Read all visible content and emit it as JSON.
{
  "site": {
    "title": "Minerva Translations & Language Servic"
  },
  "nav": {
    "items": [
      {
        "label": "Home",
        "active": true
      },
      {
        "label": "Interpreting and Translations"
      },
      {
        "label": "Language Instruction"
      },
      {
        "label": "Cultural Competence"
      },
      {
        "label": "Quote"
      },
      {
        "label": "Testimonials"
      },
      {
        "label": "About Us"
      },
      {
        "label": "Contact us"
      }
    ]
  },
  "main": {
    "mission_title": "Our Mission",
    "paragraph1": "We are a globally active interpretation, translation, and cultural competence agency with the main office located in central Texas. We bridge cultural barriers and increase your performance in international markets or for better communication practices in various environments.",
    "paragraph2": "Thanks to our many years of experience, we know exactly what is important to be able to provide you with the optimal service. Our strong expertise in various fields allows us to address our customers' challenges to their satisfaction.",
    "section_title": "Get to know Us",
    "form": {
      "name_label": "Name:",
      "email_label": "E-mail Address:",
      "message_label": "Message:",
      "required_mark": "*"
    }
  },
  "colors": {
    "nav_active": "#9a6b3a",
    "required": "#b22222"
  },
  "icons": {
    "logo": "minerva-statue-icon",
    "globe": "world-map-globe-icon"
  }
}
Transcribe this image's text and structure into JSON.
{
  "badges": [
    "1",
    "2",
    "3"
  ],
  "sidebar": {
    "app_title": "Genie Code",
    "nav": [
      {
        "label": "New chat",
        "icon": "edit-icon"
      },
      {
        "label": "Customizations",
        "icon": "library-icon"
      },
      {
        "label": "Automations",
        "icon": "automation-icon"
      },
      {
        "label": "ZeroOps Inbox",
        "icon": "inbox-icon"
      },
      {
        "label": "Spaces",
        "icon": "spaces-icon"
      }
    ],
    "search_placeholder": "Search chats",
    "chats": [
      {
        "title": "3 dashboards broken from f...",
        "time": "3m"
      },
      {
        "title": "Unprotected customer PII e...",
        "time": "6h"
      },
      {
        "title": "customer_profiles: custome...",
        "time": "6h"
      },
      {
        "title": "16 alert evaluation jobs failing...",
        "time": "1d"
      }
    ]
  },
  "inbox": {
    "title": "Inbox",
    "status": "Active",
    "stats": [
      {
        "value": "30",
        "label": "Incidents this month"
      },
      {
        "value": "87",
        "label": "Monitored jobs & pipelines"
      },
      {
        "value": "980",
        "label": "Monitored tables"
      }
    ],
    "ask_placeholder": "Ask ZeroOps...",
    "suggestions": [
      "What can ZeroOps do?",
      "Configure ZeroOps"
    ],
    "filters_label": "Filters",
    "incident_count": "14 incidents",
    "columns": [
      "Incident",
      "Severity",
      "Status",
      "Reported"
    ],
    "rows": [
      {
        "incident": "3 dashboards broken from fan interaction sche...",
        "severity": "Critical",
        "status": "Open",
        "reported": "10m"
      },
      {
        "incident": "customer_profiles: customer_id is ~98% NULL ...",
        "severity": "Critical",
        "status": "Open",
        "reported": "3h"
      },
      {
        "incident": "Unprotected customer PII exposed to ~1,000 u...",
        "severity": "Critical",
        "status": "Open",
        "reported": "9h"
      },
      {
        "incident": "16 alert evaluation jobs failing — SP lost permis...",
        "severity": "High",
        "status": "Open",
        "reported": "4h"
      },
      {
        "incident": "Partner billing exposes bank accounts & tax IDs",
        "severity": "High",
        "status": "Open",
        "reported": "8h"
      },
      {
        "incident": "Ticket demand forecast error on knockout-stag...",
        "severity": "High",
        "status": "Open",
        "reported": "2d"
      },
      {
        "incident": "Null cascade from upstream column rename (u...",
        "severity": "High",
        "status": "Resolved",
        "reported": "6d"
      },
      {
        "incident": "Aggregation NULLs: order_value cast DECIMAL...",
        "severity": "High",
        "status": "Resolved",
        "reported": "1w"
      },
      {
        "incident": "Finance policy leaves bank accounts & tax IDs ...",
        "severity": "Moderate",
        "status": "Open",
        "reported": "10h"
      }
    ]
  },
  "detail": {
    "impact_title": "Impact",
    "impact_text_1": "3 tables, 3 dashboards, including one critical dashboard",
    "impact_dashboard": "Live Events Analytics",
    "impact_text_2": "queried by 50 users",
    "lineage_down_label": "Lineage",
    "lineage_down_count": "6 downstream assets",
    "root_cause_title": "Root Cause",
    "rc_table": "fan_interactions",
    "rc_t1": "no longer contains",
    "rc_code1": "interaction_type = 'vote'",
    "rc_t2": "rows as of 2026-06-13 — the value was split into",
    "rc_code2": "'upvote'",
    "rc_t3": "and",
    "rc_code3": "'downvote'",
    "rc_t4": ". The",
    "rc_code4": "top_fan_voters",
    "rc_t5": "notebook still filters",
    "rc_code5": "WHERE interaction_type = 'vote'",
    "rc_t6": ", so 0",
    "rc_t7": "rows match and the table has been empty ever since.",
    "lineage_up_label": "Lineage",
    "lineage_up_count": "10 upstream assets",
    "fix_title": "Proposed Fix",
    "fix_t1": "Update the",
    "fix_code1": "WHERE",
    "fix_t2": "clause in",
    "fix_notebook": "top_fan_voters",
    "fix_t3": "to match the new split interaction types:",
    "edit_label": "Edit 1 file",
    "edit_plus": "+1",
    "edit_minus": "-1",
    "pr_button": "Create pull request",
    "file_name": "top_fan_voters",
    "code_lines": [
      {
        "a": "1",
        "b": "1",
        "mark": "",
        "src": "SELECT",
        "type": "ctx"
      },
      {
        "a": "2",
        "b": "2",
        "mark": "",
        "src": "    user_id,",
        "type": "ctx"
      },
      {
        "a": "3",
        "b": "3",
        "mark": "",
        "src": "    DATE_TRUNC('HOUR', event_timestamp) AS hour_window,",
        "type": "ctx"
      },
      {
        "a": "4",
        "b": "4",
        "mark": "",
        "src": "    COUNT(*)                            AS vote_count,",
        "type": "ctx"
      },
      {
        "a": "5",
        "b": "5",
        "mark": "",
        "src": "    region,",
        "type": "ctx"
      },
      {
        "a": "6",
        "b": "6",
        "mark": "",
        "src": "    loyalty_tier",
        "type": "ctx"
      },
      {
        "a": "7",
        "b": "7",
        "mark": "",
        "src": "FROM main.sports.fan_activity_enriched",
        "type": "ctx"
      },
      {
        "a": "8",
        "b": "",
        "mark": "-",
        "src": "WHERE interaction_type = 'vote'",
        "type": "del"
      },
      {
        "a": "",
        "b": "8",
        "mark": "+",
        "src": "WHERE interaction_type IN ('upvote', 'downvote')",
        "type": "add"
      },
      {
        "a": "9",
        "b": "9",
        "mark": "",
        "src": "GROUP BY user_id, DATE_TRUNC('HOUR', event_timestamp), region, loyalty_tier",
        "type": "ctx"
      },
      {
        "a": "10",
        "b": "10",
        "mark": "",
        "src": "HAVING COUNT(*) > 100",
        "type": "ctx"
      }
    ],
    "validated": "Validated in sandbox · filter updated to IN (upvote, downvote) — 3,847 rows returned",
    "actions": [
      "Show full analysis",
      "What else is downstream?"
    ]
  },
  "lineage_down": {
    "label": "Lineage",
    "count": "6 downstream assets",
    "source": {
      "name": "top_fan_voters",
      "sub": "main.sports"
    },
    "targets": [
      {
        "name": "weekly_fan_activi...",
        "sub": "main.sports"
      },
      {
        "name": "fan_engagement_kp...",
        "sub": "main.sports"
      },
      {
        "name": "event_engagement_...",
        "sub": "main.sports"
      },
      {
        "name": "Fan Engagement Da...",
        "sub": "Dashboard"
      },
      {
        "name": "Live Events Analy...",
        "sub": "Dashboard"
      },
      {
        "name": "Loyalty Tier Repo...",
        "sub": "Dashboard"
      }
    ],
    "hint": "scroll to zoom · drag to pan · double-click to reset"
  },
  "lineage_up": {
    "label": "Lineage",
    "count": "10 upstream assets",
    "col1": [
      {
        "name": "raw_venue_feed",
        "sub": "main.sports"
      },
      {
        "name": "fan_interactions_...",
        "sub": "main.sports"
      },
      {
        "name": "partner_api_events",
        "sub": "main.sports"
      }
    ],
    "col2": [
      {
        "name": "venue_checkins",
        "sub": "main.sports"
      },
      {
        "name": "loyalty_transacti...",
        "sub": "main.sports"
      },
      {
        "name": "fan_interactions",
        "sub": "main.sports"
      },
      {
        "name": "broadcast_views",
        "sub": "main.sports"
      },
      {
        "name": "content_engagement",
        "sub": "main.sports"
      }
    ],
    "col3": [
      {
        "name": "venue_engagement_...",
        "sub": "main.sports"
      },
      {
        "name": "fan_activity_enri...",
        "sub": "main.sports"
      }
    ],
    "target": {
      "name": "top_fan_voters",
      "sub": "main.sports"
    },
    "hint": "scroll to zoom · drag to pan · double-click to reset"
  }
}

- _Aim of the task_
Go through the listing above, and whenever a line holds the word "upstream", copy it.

- _Written solution_
        "incident": "Null cascade from upstream column rename (u...",
    "lineage_up_count": "10 upstream assets",
    "count": "10 upstream assets",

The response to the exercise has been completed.